Both neighborhoods funded and completed a 50th Street traffic study in the mid-1990s that ignited county interest in a re-striping plan. Resident activism advanced when more than 50 residents formed the Fulton and Lynnhurst Neighbors for Safe Driving Taskforce.
Peter Nussbaum was a Lynnhurst representative on the taskforce, which he said encouraged the county’s 2002 re-striping test. In addition, he said, the group made signs and bumper stickers urging motorists to "Slow down on 50th."
To drive that point home, he said they purchased a speed radar gun and worked with police to ticket speeding motorists on the busy thoroughfare.
Through the Neighborhood Revitalization Program process, Nussbaum said, the Lynnhurst Neighborhood Association identified 50th Street safety as one of their biggest issues. "People just felt uncomfortable walking through 50th. It has the feeling of a mini-freeway," he said.
In an NRP survey in Fulton, John Finlayson, president of the Fulton Neighborhood Association, said 70 to 75 percent said they wanted to make 50th Street safer and calm traffic. Finlayson said he thinks the re-striping will help. "50th Street has been dysfunctional as long as I can remember. We did that (re-striping) study, and it calmed 50th down and made it go smoother," he said.
Nussbaum said he also enjoyed the drive during the test period, and considers it to be a well-received implementation. He acknowledged some concern that slowing traffic too much might cause motorists to cut through neighborhoods. He said also that the plan should be a compromise with the business owners, to not drive them out of business. "We do not want to solve one problem and create another."
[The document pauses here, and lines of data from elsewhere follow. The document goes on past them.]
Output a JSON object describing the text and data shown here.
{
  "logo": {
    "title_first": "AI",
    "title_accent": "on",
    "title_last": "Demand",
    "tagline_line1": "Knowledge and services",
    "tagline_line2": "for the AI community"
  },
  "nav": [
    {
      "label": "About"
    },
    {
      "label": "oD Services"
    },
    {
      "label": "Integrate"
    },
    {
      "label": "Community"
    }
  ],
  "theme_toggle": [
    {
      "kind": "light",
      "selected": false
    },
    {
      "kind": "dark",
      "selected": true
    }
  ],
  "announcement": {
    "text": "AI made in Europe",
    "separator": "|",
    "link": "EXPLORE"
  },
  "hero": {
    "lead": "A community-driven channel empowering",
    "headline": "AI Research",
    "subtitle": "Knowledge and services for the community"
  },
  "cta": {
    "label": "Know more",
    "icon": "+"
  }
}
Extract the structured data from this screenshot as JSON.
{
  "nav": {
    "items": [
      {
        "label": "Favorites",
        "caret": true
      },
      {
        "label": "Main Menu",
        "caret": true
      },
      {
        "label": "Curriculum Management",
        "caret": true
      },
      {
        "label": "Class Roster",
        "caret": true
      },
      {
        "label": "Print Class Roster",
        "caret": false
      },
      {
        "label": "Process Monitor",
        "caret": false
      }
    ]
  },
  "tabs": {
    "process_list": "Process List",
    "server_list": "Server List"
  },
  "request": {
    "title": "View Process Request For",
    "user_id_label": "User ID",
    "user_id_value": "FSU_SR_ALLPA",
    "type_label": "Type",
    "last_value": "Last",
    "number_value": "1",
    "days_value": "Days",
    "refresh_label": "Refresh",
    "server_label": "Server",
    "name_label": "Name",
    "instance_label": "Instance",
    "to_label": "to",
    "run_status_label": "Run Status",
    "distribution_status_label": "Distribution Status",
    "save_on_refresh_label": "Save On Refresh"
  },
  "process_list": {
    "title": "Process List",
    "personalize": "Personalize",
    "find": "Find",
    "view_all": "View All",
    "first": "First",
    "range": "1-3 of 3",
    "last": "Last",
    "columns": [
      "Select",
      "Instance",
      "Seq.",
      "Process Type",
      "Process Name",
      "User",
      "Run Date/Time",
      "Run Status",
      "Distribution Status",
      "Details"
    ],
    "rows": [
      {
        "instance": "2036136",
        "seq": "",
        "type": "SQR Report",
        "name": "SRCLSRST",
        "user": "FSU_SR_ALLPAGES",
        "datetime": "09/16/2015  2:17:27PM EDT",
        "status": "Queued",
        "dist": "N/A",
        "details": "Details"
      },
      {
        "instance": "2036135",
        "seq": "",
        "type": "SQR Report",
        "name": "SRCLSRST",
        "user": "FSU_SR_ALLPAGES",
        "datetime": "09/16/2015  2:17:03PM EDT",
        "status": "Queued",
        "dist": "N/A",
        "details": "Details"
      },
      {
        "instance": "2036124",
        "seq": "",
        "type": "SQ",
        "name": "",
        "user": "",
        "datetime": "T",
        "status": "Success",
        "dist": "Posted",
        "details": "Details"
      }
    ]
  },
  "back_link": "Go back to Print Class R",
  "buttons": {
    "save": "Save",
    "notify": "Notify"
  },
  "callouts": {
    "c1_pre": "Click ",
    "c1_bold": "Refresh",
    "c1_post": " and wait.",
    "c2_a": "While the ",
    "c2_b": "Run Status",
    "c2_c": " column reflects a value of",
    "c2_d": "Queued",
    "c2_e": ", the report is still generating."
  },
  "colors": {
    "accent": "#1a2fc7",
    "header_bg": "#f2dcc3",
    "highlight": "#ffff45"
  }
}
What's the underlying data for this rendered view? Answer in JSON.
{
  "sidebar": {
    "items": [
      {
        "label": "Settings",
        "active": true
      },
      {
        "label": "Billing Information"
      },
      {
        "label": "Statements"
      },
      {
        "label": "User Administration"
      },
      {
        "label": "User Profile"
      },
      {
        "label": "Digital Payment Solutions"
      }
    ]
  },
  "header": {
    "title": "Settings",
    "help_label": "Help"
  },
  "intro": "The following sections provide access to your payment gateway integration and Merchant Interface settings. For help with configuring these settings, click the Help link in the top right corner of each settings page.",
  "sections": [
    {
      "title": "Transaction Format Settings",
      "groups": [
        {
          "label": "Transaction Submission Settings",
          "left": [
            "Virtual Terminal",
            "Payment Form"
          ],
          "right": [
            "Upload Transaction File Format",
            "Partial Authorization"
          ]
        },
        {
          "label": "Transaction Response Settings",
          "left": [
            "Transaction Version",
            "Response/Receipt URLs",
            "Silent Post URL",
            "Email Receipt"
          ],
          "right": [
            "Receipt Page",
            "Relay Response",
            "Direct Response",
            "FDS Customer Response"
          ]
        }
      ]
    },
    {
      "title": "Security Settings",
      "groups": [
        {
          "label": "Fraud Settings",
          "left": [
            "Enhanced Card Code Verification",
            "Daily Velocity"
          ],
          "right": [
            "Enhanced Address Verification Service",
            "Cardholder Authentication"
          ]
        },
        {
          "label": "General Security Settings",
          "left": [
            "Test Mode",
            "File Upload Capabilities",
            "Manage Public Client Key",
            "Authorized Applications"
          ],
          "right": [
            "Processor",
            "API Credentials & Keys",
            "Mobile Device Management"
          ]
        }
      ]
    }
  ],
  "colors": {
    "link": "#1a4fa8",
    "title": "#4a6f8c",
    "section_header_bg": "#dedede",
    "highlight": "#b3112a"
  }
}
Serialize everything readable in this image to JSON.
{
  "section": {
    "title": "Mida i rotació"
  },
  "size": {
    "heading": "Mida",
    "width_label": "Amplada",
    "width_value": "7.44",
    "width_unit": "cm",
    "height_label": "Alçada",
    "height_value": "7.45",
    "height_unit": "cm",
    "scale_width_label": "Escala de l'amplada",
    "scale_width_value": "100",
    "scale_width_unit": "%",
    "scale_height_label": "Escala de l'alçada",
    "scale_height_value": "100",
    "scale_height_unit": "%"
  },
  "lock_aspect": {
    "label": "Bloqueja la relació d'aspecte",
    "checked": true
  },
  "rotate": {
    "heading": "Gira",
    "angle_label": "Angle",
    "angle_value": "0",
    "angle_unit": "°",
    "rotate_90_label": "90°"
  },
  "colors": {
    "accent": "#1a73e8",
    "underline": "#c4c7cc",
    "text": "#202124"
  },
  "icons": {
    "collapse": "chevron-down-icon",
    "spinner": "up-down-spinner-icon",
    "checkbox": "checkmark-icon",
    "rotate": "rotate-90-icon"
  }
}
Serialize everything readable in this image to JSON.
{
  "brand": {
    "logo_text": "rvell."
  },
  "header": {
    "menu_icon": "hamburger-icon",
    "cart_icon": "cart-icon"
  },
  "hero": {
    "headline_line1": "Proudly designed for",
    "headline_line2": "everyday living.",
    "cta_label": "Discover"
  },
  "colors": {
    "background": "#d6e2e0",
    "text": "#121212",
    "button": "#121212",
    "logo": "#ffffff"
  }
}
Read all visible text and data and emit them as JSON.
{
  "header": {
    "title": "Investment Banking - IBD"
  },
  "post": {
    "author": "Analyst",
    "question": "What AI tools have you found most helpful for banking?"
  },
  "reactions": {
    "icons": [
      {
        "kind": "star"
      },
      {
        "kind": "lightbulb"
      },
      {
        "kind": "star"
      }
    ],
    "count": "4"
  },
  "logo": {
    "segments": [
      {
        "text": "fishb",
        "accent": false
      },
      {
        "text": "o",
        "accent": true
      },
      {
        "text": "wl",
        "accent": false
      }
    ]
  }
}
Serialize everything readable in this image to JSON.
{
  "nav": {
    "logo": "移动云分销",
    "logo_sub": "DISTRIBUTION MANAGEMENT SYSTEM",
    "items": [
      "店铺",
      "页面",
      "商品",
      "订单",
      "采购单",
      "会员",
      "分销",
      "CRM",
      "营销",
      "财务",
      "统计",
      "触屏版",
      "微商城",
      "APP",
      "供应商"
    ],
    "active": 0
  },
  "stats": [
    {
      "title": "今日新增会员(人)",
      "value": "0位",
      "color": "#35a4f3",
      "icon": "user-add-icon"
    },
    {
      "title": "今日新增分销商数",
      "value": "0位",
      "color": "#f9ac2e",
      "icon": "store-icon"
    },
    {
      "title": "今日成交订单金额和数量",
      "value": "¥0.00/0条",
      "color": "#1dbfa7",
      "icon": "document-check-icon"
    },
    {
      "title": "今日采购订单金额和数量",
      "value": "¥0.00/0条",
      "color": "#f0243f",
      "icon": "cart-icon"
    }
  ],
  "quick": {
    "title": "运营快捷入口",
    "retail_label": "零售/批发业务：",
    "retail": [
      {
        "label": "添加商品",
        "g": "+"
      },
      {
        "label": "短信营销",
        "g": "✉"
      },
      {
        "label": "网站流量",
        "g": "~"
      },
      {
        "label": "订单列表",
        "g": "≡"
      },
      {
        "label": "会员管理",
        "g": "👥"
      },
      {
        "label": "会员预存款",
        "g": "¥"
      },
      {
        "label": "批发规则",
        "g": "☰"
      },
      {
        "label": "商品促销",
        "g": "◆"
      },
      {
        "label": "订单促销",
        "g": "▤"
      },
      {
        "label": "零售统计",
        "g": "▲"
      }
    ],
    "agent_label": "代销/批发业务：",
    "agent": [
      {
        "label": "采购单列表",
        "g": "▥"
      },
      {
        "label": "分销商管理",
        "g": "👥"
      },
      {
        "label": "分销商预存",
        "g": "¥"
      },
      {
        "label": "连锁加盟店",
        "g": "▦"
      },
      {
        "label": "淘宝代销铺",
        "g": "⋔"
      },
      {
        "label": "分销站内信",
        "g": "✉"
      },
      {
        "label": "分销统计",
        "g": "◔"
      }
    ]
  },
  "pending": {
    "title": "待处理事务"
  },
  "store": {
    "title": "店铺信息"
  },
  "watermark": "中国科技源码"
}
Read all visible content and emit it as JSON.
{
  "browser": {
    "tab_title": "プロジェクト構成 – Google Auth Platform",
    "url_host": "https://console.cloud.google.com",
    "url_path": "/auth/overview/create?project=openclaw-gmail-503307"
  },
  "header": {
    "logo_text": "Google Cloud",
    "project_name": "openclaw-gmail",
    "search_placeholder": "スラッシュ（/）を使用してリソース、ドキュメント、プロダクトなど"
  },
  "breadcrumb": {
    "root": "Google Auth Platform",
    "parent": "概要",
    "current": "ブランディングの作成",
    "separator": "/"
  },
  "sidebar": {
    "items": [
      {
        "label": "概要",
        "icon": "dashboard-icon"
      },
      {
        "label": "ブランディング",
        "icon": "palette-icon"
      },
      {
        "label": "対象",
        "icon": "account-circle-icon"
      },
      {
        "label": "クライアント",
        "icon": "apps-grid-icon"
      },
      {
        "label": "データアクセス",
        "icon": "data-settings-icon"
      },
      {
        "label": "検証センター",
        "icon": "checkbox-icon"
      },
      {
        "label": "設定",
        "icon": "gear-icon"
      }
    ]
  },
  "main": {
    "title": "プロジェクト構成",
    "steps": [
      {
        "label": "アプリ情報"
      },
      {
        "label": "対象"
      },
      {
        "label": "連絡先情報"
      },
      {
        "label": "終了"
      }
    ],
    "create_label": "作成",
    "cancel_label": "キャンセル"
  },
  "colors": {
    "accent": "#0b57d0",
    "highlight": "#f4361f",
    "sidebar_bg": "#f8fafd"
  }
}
Finlayson agreed and said that the neighborhoods cannot have a good-quality residential area with out a quality commercial zone. However, he added that the plan’s safety bonuses would help commercial prospects. "When it’s calmer it will encourage people to walk to the businesses," Finlayson said.
Re-striping’s cost made the project appealing, Grube said. The expense is already factored into the county’s maintenance budget. Because it’s factored into regular maintenance, Grube was unable to provide a dollar amount for the plan.
Grube said he’s been altering the restriping plan to try and address business concerns. The Penn node will have no parking on the south side of 50th Street after the re-striping; at Xerxes, he said he’s still considering a business owners’ request to flip parking from the street’s north side to the south side to acquire more spaces.
Currently, the Bryant node can accommodate 62 parking spots during the day; with re-striping, it would only have 47. Grube said he reworked Bryant’s parking configuration by flipping it to the south side and was able to find space for eight additional spots.
Councilmember Barret Lane (13th Ward) said he supports the restriping project, based on last summer’s test. He said the redesigned street would better serve commercial and residential users.
Lane added that a compromise must be found and supports all efforts for maximized business parking.
County Commissioner Gail Dorfman, who represents parts of Southwest and St. Louis Park, said she too wants businesses to resolve their parking problems with the plan. But she said it’s important for residents and business owners to understand that this is only the beginning of county projects on 50th.
Dorfman said the county will totally reconstruct 50th Street in six years. Because the reconstruction is so far off, she said, further details on it are not available.
Dorfman said that because the street will be redone soon, it should be some comfort for those still unhappy with the modified re-striping plan. "It’s only paint," she said.
The public still has time to comment, Dorfman said, citing a soon-to-be announced public meeting scheduled for May, before plan implementation.